I had a conversation with Ty Davidson from the Women’s Collective of Washington, DC. She told me of their work in advocating for women and their families in relation to the National HIV/AIDS Strategy. She was concerned about the lack of emphasis on prevention programs for women as mothers, caretakers advocates and community members.
When I met Cassandra Whitty from the HIV/AIDS Alliance for Region Two, Baton Rouge, she spoke of the work she is doing as a one-person operation for her own nonprofit. She is the CEO, the fundraiser and the community-outreach person—working tirelessly in Greater Baton Rouge.
What a stroke of luck! The day before I left for DC, I had posted the CISP Baton Rouge Training to their Facebook page. I told her our trainers Alex Williams and Michael Everett were headed to Baton Rouge right after the conference to provide the training and help she needed. The look on her face was priceless.
I also finally had a chance to meet face-to-face with some folks I had been communicating with for months by phone and email. The opportunity to connect faces with names was wonderful.
On Sunday, the last day of the conference, I was happy I was homeward bound. I had some moments of sadness as I thought of saying goodbye to new-found friends. Before I left for Reagan National Airport, I walked down 9th Street to the National Portrait Gallery. While there, I viewed the portraits of Maya Angelou, Dick Gregory, Roberto Clemente, Quincy Jones and BB King.

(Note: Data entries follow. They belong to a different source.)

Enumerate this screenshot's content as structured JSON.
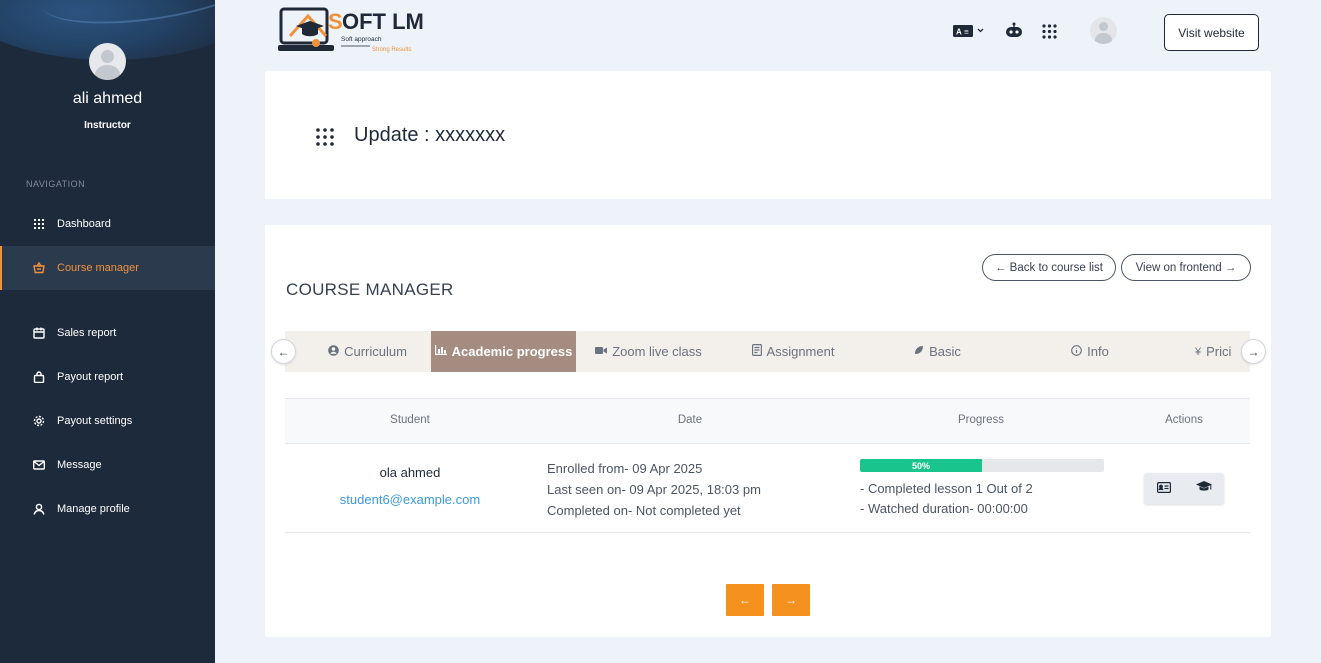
{
  "user": {
    "name": "ali ahmed",
    "role": "Instructor"
  },
  "navigation": {
    "title": "NAVIGATION",
    "items": [
      {
        "label": "Dashboard",
        "icon": "grid-icon"
      },
      {
        "label": "Course manager",
        "icon": "basket-icon",
        "active": true
      },
      {
        "label": "Sales report",
        "icon": "calendar-icon"
      },
      {
        "label": "Payout report",
        "icon": "bag-icon"
      },
      {
        "label": "Payout settings",
        "icon": "gear-icon"
      },
      {
        "label": "Message",
        "icon": "mail-icon"
      },
      {
        "label": "Manage profile",
        "icon": "user-icon"
      }
    ]
  },
  "header": {
    "logo_text": "SOFT LMS",
    "logo_tagline_1": "Soft approach",
    "logo_tagline_2": "Strong Results",
    "visit_label": "Visit website"
  },
  "page": {
    "title": "Update : xxxxxxx"
  },
  "course_manager": {
    "title": "COURSE MANAGER",
    "back_label": "← Back to course list",
    "frontend_label": "View on frontend →",
    "tabs": [
      {
        "label": "Curriculum",
        "icon": "user-circle-icon"
      },
      {
        "label": "Academic progress",
        "icon": "bar-chart-icon",
        "active": true
      },
      {
        "label": "Zoom live class",
        "icon": "video-icon"
      },
      {
        "label": "Assignment",
        "icon": "document-icon"
      },
      {
        "label": "Basic",
        "icon": "leaf-icon"
      },
      {
        "label": "Info",
        "icon": "info-icon"
      },
      {
        "label": "Prici",
        "icon": "yen-icon"
      }
    ],
    "table": {
      "headers": {
        "student": "Student",
        "date": "Date",
        "progress": "Progress",
        "actions": "Actions"
      },
      "rows": [
        {
          "name": "ola ahmed",
          "email": "student6@example.com",
          "enrolled": "Enrolled from- 09 Apr 2025",
          "last_seen": "Last seen on- 09 Apr 2025, 18:03 pm",
          "completed": "Completed on- Not completed yet",
          "progress_percent": 50,
          "progress_label": "50%",
          "lessons": "- Completed lesson 1 Out of 2",
          "watched": "- Watched duration- 00:00:00"
        }
      ]
    },
    "pager": {
      "prev": "←",
      "next": "→"
    }
  },
  "colors": {
    "accent": "#f5921f",
    "active_nav": "#f0923c",
    "active_tab": "#a48c80",
    "progress": "#19c58d",
    "sidebar": "#1d2a3c",
    "email_link": "#3b9ad9"
  }
}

It was then I understood that while my trip to USCA 2015 was complete, my journey in HIV Prevention is only beginning.